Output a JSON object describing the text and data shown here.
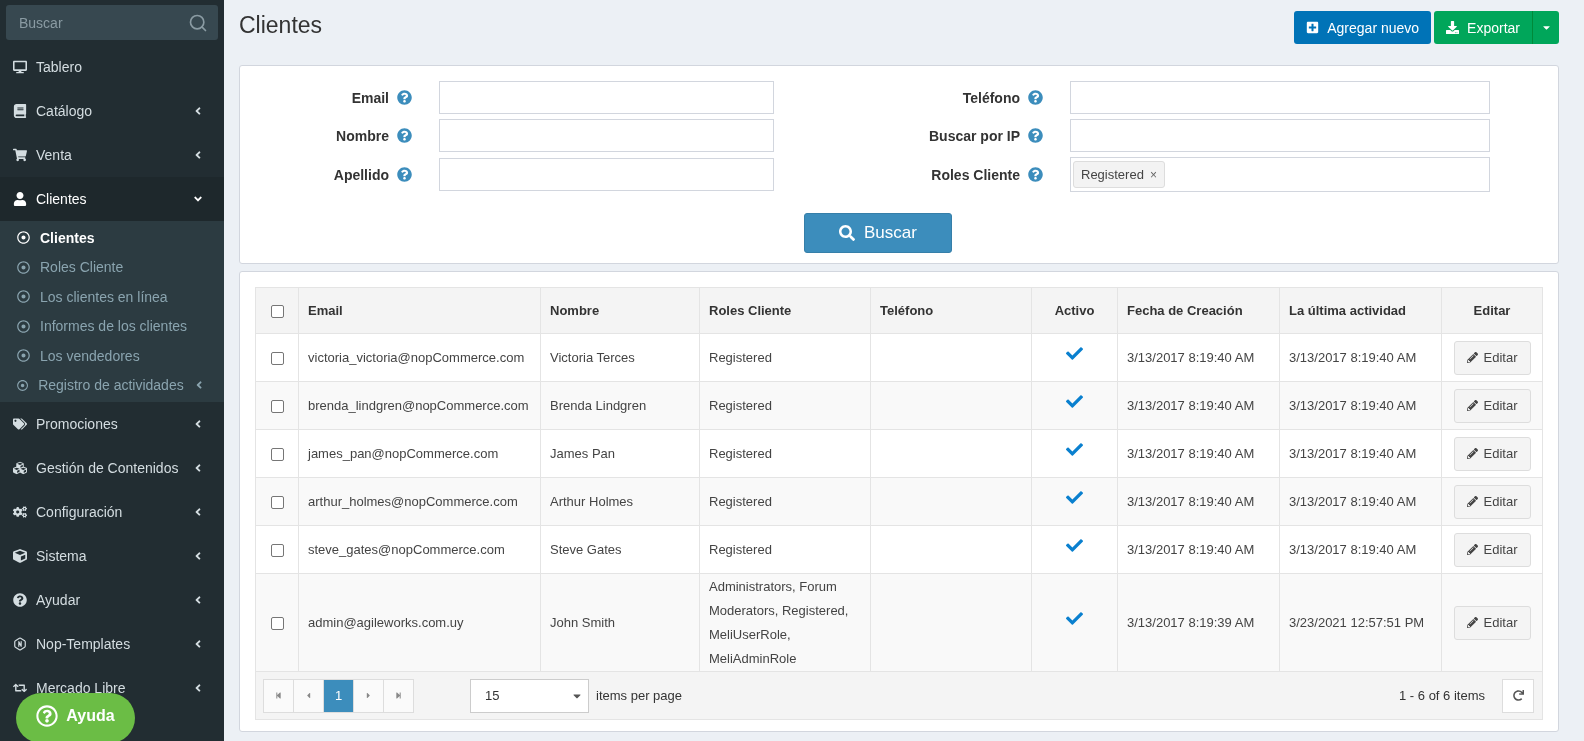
{
  "sidebar": {
    "search_placeholder": "Buscar",
    "items": [
      {
        "label": "Tablero",
        "expandable": false,
        "selected": false
      },
      {
        "label": "Catálogo",
        "expandable": true,
        "expanded": false,
        "selected": false
      },
      {
        "label": "Venta",
        "expandable": true,
        "expanded": false,
        "selected": false
      },
      {
        "label": "Clientes",
        "expandable": true,
        "expanded": true,
        "selected": true,
        "children": [
          {
            "label": "Clientes",
            "selected": true,
            "expandable": false
          },
          {
            "label": "Roles Cliente",
            "selected": false,
            "expandable": false
          },
          {
            "label": "Los clientes en línea",
            "selected": false,
            "expandable": false
          },
          {
            "label": "Informes de los clientes",
            "selected": false,
            "expandable": false
          },
          {
            "label": "Los vendedores",
            "selected": false,
            "expandable": false
          },
          {
            "label": "Registro de actividades",
            "selected": false,
            "expandable": true
          }
        ]
      },
      {
        "label": "Promociones",
        "expandable": true,
        "expanded": false,
        "selected": false
      },
      {
        "label": "Gestión de Contenidos",
        "expandable": true,
        "expanded": false,
        "selected": false
      },
      {
        "label": "Configuración",
        "expandable": true,
        "expanded": false,
        "selected": false
      },
      {
        "label": "Sistema",
        "expandable": true,
        "expanded": false,
        "selected": false
      },
      {
        "label": "Ayudar",
        "expandable": true,
        "expanded": false,
        "selected": false
      },
      {
        "label": "Nop-Templates",
        "expandable": true,
        "expanded": false,
        "selected": false
      },
      {
        "label": "Mercado Libre",
        "expandable": true,
        "expanded": false,
        "selected": false
      }
    ]
  },
  "help_button": "Ayuda",
  "header": {
    "title": "Clientes",
    "add_button": "Agregar nuevo",
    "export_button": "Exportar"
  },
  "filter": {
    "left_fields": [
      {
        "label": "Email"
      },
      {
        "label": "Nombre"
      },
      {
        "label": "Apellido"
      }
    ],
    "right_fields": [
      {
        "label": "Teléfono"
      },
      {
        "label": "Buscar por IP"
      },
      {
        "label": "Roles Cliente",
        "tags": [
          {
            "label": "Registered",
            "remove": "×"
          }
        ]
      }
    ],
    "search_button": "Buscar"
  },
  "table": {
    "all_checked": false,
    "columns": [
      "Email",
      "Nombre",
      "Roles Cliente",
      "Teléfono",
      "Activo",
      "Fecha de Creación",
      "La última actividad",
      "Editar"
    ],
    "rows": [
      {
        "checked": false,
        "email": "victoria_victoria@nopCommerce.com",
        "name": "Victoria Terces",
        "roles": "Registered",
        "active": true,
        "created": "3/13/2017 8:19:40 AM",
        "last_activity": "3/13/2017 8:19:40 AM",
        "edit": "Editar"
      },
      {
        "checked": false,
        "email": "brenda_lindgren@nopCommerce.com",
        "name": "Brenda Lindgren",
        "roles": "Registered",
        "active": true,
        "created": "3/13/2017 8:19:40 AM",
        "last_activity": "3/13/2017 8:19:40 AM",
        "edit": "Editar"
      },
      {
        "checked": false,
        "email": "james_pan@nopCommerce.com",
        "name": "James Pan",
        "roles": "Registered",
        "active": true,
        "created": "3/13/2017 8:19:40 AM",
        "last_activity": "3/13/2017 8:19:40 AM",
        "edit": "Editar"
      },
      {
        "checked": false,
        "email": "arthur_holmes@nopCommerce.com",
        "name": "Arthur Holmes",
        "roles": "Registered",
        "active": true,
        "created": "3/13/2017 8:19:40 AM",
        "last_activity": "3/13/2017 8:19:40 AM",
        "edit": "Editar"
      },
      {
        "checked": false,
        "email": "steve_gates@nopCommerce.com",
        "name": "Steve Gates",
        "roles": "Registered",
        "active": true,
        "created": "3/13/2017 8:19:40 AM",
        "last_activity": "3/13/2017 8:19:40 AM",
        "edit": "Editar"
      },
      {
        "checked": false,
        "email": "admin@agileworks.com.uy",
        "name": "John Smith",
        "roles": "Administrators, Forum Moderators, Registered, MeliUserRole, MeliAdminRole",
        "active": true,
        "created": "3/13/2017 8:19:39 AM",
        "last_activity": "3/23/2021 12:57:51 PM",
        "edit": "Editar"
      }
    ],
    "pager": {
      "pages": [
        {
          "label": "1",
          "selected": true
        }
      ],
      "page_size": "15",
      "per_page_label": "items per page",
      "summary": "1 - 6 of 6 items"
    }
  }
}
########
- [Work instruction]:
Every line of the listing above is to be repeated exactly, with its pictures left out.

- [Solution to this task]:
Output a JSON object describing the text and data shown here.
{
  "sidebar": {
    "search_placeholder": "Buscar",
    "items": [
      {
        "label": "Tablero",
        "expandable": false,
        "selected": false
      },
      {
        "label": "Catálogo",
        "expandable": true,
        "expanded": false,
        "selected": false
      },
      {
        "label": "Venta",
        "expandable": true,
        "expanded": false,
        "selected": false
      },
      {
        "label": "Clientes",
        "expandable": true,
        "expanded": true,
        "selected": true,
        "children": [
          {
            "label": "Clientes",
            "selected": true,
            "expandable": false
          },
          {
            "label": "Roles Cliente",
            "selected": false,
            "expandable": false
          },
          {
            "label": "Los clientes en línea",
            "selected": false,
            "expandable": false
          },
          {
            "label": "Informes de los clientes",
            "selected": false,
            "expandable": false
          },
          {
            "label": "Los vendedores",
            "selected": false,
            "expandable": false
          },
          {
            "label": "Registro de actividades",
            "selected": false,
            "expandable": true
          }
        ]
      },
      {
        "label": "Promociones",
        "expandable": true,
        "expanded": false,
        "selected": false
      },
      {
        "label": "Gestión de Contenidos",
        "expandable": true,
        "expanded": false,
        "selected": false
      },
      {
        "label": "Configuración",
        "expandable": true,
        "expanded": false,
        "selected": false
      },
      {
        "label": "Sistema",
        "expandable": true,
        "expanded": false,
        "selected": false
      },
      {
        "label": "Ayudar",
        "expandable": true,
        "expanded": false,
        "selected": false
      },
      {
        "label": "Nop-Templates",
        "expandable": true,
        "expanded": false,
        "selected": false
      },
      {
        "label": "Mercado Libre",
        "expandable": true,
        "expanded": false,
        "selected": false
      }
    ]
  },
  "help_button": "Ayuda",
  "header": {
    "title": "Clientes",
    "add_button": "Agregar nuevo",
    "export_button": "Exportar"
  },
  "filter": {
    "left_fields": [
      {
        "label": "Email"
      },
      {
        "label": "Nombre"
      },
      {
        "label": "Apellido"
      }
    ],
    "right_fields": [
      {
        "label": "Teléfono"
      },
      {
        "label": "Buscar por IP"
      },
      {
        "label": "Roles Cliente",
        "tags": [
          {
            "label": "Registered",
            "remove": "×"
          }
        ]
      }
    ],
    "search_button": "Buscar"
  },
  "table": {
    "all_checked": false,
    "columns": [
      "Email",
      "Nombre",
      "Roles Cliente",
      "Teléfono",
      "Activo",
      "Fecha de Creación",
      "La última actividad",
      "Editar"
    ],
    "rows": [
      {
        "checked": false,
        "email": "victoria_victoria@nopCommerce.com",
        "name": "Victoria Terces",
        "roles": "Registered",
        "active": true,
        "created": "3/13/2017 8:19:40 AM",
        "last_activity": "3/13/2017 8:19:40 AM",
        "edit": "Editar"
      },
      {
        "checked": false,
        "email": "brenda_lindgren@nopCommerce.com",
        "name": "Brenda Lindgren",
        "roles": "Registered",
        "active": true,
        "created": "3/13/2017 8:19:40 AM",
        "last_activity": "3/13/2017 8:19:40 AM",
        "edit": "Editar"
      },
      {
        "checked": false,
        "email": "james_pan@nopCommerce.com",
        "name": "James Pan",
        "roles": "Registered",
        "active": true,
        "created": "3/13/2017 8:19:40 AM",
        "last_activity": "3/13/2017 8:19:40 AM",
        "edit": "Editar"
      },
      {
        "checked": false,
        "email": "arthur_holmes@nopCommerce.com",
        "name": "Arthur Holmes",
        "roles": "Registered",
        "active": true,
        "created": "3/13/2017 8:19:40 AM",
        "last_activity": "3/13/2017 8:19:40 AM",
        "edit": "Editar"
      },
      {
        "checked": false,
        "email": "steve_gates@nopCommerce.com",
        "name": "Steve Gates",
        "roles": "Registered",
        "active": true,
        "created": "3/13/2017 8:19:40 AM",
        "last_activity": "3/13/2017 8:19:40 AM",
        "edit": "Editar"
      },
      {
        "checked": false,
        "email": "admin@agileworks.com.uy",
        "name": "John Smith",
        "roles": "Administrators, Forum Moderators, Registered, MeliUserRole, MeliAdminRole",
        "active": true,
        "created": "3/13/2017 8:19:39 AM",
        "last_activity": "3/23/2021 12:57:51 PM",
        "edit": "Editar"
      }
    ],
    "pager": {
      "pages": [
        {
          "label": "1",
          "selected": true
        }
      ],
      "page_size": "15",
      "per_page_label": "items per page",
      "summary": "1 - 6 of 6 items"
    }
  }
}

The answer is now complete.